About this exercise:
Identify each line in the records below that contains the word "title", and copy it.

Data for processing:
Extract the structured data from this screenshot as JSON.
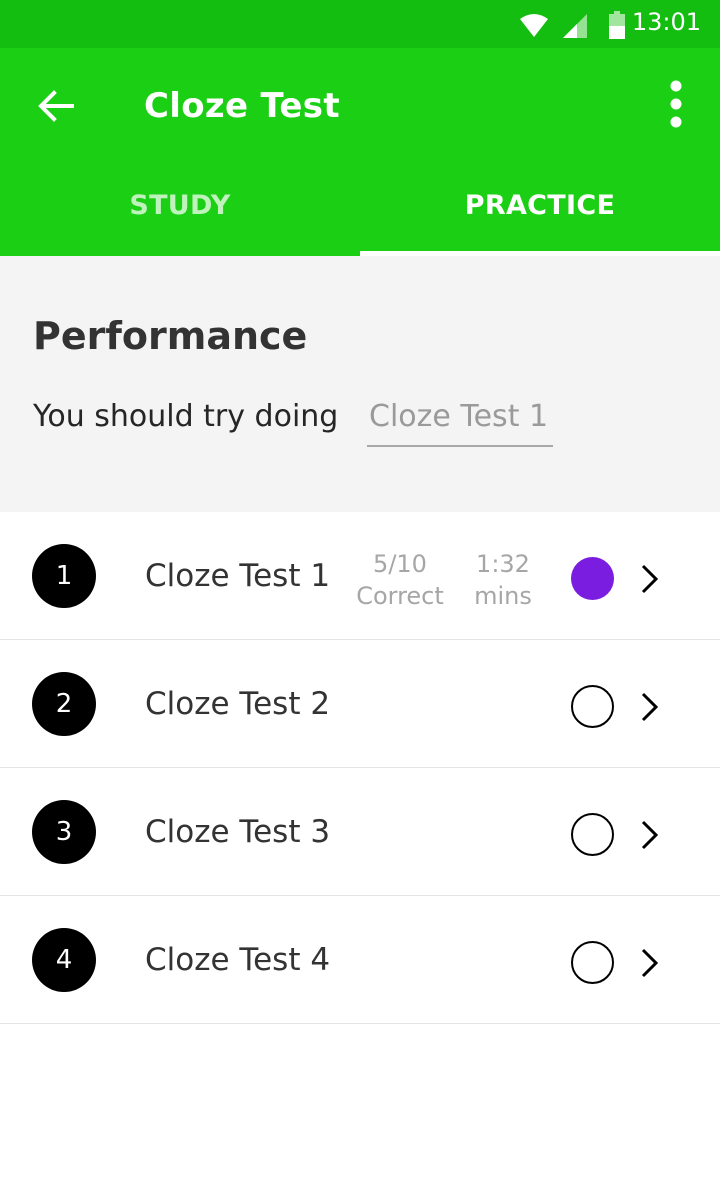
{
  "status_bar": {
    "time": "13:01",
    "icons": [
      "wifi-icon",
      "cellular-signal-icon",
      "battery-icon"
    ]
  },
  "app_bar": {
    "title": "Cloze Test",
    "back_icon": "arrow-left-icon",
    "menu_icon": "more-vert-icon"
  },
  "tabs": [
    {
      "label": "STUDY",
      "selected": false
    },
    {
      "label": "PRACTICE",
      "selected": true
    }
  ],
  "performance": {
    "heading": "Performance",
    "prompt": "You should try doing",
    "suggestion": "Cloze Test 1"
  },
  "tests": [
    {
      "number": "1",
      "title": "Cloze Test 1",
      "score": "5/10",
      "score_label": "Correct",
      "time": "1:32",
      "time_label": "mins",
      "completed": true
    },
    {
      "number": "2",
      "title": "Cloze Test 2",
      "completed": false
    },
    {
      "number": "3",
      "title": "Cloze Test 3",
      "completed": false
    },
    {
      "number": "4",
      "title": "Cloze Test 4",
      "completed": false
    }
  ],
  "colors": {
    "status_bar": "#14be10",
    "app_bar": "#1bd014",
    "completed_dot": "#7b1de0"
  }
}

Output below:
    "title": "Cloze Test",
      "title": "Cloze Test 1",
      "title": "Cloze Test 2",
      "title": "Cloze Test 3",
      "title": "Cloze Test 4",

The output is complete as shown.